Visitors' Forum

Asian Art  Forums - Detail List
Asian Art Forums

Message Listing by Date:
Message Index | Back | Post a New Message | Search | Private Mail | FAQ
Subject:A Chinese landscape painting
Posted By: Hee Woo Mon, Jul 29, 2019 IP:

Hi, I own this Chinese painting.
However, I cannot read Chinese on the painting.

I want to know who the painter is.
And what does it say in the painting?

I would appreciate any help with this.

Subject:Re: A Chinese landscape painting
Posted By: rat Tue, Jul 30, 2019

hm. I'm afraid you are never going to get a satisfactory answer to your question. this is a recent Chinese picture that is pretending (not well) to be a painting by the famous artist Zhang Daqian. The date seems quite oddly written, I can't figure out what its first character is intended to be, but otherwise it was purportedly painted in the winter. That's not really important though because the handwriting and seal are also clearly not Zhang's.
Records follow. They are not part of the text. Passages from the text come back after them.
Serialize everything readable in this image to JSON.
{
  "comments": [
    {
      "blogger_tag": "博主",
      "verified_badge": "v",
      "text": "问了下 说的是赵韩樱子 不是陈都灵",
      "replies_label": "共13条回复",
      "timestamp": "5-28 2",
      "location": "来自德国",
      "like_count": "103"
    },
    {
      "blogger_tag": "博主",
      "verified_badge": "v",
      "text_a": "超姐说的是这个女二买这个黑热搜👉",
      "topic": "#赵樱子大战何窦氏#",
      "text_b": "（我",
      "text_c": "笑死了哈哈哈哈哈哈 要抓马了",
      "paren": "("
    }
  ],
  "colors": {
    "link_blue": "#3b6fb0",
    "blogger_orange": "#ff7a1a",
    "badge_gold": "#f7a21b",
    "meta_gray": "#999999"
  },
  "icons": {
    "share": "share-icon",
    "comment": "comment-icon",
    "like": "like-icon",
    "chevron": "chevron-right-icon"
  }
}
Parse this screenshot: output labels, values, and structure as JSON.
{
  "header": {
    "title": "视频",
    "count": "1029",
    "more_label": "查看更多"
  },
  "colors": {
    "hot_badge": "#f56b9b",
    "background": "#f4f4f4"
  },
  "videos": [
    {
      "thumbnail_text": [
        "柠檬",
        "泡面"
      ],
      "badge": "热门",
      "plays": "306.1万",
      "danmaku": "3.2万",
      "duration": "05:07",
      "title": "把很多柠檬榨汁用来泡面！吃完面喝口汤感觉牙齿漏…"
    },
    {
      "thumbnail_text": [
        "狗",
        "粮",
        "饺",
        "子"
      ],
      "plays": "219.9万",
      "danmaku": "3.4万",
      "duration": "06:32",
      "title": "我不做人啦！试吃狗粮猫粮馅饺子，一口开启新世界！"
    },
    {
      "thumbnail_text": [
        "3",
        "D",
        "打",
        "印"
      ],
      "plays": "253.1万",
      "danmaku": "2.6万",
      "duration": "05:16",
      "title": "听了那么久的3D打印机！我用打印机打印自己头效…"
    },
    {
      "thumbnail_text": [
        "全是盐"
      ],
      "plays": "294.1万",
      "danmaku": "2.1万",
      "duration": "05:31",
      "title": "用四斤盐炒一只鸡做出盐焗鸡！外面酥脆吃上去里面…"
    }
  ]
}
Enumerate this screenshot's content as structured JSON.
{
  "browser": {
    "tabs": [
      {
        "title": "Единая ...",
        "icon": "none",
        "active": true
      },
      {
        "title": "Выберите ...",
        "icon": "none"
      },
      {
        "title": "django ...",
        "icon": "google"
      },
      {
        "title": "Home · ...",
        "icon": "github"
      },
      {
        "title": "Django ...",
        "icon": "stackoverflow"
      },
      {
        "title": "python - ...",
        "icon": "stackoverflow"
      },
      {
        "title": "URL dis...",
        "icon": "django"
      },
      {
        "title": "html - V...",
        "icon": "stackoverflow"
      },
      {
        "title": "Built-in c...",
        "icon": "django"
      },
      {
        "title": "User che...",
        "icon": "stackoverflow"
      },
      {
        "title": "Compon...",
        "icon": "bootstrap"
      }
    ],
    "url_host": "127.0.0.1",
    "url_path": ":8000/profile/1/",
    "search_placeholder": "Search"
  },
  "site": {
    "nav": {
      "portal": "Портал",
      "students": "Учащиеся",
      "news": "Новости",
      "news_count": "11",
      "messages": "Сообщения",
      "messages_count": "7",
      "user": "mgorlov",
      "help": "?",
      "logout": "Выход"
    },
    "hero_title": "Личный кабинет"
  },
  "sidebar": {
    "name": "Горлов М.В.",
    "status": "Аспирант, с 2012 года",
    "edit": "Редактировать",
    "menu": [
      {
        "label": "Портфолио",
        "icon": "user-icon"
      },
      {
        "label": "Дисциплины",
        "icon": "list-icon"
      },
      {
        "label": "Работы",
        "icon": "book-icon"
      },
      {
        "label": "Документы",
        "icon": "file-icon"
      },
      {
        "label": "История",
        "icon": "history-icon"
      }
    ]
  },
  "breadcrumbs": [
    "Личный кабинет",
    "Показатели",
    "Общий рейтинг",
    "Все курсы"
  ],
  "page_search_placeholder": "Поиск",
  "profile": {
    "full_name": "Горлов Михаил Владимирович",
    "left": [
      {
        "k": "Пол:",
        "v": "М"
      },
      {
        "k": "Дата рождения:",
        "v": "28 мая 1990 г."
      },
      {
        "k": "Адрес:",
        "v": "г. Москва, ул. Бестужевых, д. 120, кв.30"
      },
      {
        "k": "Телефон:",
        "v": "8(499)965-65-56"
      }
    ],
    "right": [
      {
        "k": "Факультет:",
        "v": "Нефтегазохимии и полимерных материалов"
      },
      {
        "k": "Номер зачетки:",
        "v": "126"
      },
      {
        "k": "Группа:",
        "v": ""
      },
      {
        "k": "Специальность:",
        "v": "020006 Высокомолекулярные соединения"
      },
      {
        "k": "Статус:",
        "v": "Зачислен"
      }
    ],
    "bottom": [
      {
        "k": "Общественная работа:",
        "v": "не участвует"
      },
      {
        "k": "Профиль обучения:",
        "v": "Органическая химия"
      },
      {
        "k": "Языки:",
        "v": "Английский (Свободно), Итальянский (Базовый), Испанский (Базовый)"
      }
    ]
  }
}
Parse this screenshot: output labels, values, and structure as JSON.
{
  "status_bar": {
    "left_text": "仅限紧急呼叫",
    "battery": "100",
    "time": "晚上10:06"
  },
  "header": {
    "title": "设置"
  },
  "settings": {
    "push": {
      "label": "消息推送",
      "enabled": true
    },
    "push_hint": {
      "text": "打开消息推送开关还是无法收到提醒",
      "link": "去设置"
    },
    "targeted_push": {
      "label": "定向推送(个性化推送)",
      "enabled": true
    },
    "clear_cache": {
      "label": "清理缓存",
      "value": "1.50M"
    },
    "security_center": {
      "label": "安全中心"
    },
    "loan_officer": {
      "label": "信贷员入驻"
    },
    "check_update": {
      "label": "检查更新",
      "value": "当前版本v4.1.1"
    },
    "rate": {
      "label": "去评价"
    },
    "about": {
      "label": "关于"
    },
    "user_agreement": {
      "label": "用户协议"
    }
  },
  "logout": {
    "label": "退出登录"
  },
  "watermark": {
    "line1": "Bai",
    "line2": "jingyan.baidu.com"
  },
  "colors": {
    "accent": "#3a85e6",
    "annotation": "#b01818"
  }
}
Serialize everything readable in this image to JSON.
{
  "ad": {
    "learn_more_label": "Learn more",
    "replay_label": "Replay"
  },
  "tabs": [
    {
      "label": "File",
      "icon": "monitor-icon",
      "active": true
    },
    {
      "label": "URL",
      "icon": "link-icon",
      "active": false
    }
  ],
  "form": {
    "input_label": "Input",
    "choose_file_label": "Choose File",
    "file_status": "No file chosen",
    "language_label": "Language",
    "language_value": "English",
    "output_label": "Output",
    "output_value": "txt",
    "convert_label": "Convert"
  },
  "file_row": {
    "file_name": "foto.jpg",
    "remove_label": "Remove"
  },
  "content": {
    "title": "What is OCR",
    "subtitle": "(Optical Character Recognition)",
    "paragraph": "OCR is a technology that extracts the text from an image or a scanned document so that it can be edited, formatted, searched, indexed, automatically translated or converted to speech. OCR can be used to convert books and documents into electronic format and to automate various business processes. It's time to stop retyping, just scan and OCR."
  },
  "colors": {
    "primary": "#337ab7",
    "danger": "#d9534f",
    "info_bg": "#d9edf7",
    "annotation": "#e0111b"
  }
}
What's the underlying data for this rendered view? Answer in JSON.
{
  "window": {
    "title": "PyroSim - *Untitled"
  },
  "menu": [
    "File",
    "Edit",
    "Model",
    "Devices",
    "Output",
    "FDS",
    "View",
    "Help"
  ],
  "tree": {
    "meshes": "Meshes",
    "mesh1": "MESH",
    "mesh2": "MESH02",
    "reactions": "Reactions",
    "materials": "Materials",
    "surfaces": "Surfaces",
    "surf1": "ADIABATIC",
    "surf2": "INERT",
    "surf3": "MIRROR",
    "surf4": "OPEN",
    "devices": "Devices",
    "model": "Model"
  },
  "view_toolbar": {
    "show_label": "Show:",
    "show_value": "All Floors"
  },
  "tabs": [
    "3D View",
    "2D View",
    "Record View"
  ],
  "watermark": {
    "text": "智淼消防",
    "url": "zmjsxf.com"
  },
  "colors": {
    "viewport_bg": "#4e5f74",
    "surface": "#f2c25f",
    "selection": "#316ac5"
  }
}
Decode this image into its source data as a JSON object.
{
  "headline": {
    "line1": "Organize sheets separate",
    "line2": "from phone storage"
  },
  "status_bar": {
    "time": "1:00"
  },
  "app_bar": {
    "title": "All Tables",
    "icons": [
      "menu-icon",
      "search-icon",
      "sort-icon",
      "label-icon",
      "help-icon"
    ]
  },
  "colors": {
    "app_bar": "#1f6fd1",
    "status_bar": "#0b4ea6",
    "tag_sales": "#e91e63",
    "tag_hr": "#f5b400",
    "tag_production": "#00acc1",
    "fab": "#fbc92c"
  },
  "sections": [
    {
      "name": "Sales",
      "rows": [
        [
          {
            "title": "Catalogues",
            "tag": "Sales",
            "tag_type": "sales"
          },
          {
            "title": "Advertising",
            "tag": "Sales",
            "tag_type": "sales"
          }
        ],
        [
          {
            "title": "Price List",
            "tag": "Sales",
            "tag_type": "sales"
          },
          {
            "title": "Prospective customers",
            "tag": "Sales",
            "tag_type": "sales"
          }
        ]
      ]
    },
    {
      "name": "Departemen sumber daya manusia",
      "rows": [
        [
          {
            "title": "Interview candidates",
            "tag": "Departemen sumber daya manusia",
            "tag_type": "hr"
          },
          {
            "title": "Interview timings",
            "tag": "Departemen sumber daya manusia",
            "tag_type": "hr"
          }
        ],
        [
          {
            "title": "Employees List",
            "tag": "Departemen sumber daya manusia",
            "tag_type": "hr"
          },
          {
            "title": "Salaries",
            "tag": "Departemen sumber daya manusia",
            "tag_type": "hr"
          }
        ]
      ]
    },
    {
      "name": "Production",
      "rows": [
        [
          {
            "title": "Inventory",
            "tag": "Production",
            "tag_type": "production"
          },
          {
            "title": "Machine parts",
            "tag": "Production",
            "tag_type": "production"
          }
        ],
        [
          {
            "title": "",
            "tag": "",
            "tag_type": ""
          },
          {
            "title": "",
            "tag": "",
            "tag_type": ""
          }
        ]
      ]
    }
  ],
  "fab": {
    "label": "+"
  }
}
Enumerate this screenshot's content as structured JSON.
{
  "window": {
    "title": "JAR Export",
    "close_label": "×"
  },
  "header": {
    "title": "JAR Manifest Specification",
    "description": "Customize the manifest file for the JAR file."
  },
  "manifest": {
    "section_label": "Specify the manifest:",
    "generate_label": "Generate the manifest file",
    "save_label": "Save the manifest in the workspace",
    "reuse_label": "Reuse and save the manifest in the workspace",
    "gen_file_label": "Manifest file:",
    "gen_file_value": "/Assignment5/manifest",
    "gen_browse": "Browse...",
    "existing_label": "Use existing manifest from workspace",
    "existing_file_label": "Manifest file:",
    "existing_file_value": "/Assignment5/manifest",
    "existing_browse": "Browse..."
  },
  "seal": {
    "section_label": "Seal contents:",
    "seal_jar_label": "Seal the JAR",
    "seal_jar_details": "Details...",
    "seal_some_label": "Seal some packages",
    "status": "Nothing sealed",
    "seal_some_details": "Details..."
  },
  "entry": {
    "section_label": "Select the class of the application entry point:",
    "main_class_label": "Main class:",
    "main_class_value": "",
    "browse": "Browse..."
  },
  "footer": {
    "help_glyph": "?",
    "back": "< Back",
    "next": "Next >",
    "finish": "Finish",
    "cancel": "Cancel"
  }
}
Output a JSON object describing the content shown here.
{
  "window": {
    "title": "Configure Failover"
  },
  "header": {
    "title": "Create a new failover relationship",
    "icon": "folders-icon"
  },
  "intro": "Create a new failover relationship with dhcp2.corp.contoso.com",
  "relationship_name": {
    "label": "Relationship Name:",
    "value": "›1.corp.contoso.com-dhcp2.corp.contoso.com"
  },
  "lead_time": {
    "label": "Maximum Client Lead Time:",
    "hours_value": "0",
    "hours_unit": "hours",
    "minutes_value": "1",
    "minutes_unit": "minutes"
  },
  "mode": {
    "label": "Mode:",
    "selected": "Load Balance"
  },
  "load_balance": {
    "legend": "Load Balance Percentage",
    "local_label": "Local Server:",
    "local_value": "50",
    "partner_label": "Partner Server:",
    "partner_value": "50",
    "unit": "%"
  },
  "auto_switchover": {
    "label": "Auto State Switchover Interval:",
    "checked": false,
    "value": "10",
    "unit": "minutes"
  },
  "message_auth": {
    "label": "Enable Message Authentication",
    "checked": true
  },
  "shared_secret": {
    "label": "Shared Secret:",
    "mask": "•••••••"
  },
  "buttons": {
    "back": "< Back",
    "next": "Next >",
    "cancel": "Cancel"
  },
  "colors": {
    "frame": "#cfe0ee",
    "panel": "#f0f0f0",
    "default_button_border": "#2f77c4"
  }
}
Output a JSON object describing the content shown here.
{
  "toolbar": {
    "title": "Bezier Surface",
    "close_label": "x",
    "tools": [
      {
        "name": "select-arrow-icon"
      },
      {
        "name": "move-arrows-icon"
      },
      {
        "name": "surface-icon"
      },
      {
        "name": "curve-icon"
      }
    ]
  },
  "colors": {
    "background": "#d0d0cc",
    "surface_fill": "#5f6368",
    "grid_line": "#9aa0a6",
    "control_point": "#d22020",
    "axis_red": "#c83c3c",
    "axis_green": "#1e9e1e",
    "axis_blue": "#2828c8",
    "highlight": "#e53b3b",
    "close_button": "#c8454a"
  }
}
In style it roughly follows Song mountain landscapes as interpreted by Yuan and later painters. I was looking for but haven't found a landscape painting roughly similar to the composition of yours but I don't see it online. It is a painting by Zhang that closely copies a Yuan painting (by Wang Yuan? I forget). There is an article in Judith Smith, ed. "Issues in Authenticity in Chinese Painting" that discusses Zhang's copy of the original. Zhang's version actually looks rather similar to the basic composition of your picture, but in all other ways they are quite different

Subject:Re: A Chinese landscape painting
Posted By: Bill H Tue, Jul 30, 2019

Hi rat & hee woo. The inscription reads down as 辛酉冬月大千居士 (Xin You Dong Yue Da Qian Ju Shi), "Winter of Xinyou (1921) Daqian the Retired Scholar".

Best regards,

Bill H.

Subject:Re: A Chinese landscape painting
Posted By: rat Tue, Jul 30, 2019

yeah 辛 is my thought too but it's oddly written, maybe just because the pic is upside down. But Zhang wasn't painting in this way in either 1921 or 1981 (since at that point he would have been plausibly retired) anyway; the inscription is a red herring because the picture is 1990s or later and unrelated to Zhang's skills. | Associations | Articles | Exhibitions | Galleries |